The name Liestal was first mentioned in 1225, and the settlement dates at least from Roman times. The development of the town is due to its strategic location on the road between the first bridge over the Rhine at Basel and the St. Gotthard Pass.
Citizens of Liestal participated in the Burgundian Wars in 1476 and 1477 against Charles the Bold. In 1501, the mayor swore allegiance to the Swiss Confederation, and this caused repeated conflict with neighboring Rheinfelden, which belonged to the Habsburgs.
In the 17th century, Liestal rebelled against Basel as part of the Farmers' Rebellion and was occupied by troops from that city. Three leaders of the rebellion were beheaded in Basel.
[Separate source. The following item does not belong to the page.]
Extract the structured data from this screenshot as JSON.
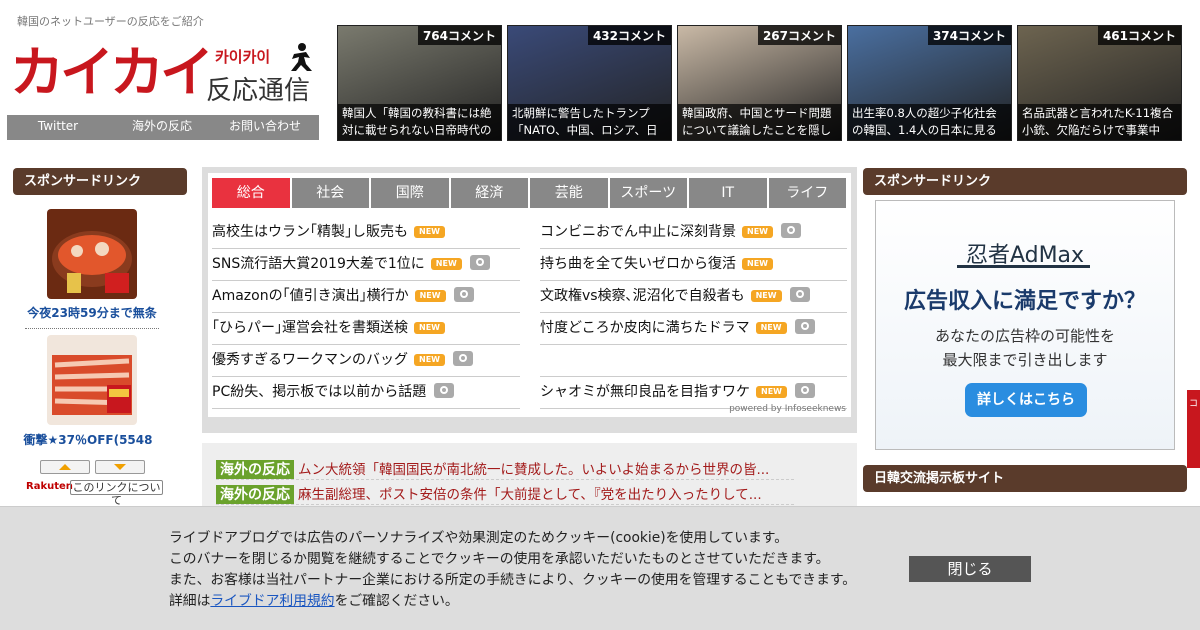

In 1789, the town enthusiastically hailed the French call for freedom and equality. It celebrated Napoleon, when he traveled through town in 1797. After his fall, the earlier subjection to Basel was re-established.
The French July Revolution of 1830 also caused upheaval in Liestal. A provisional government was established, and the town was chosen as the capital of a new canton on March 17, 1832.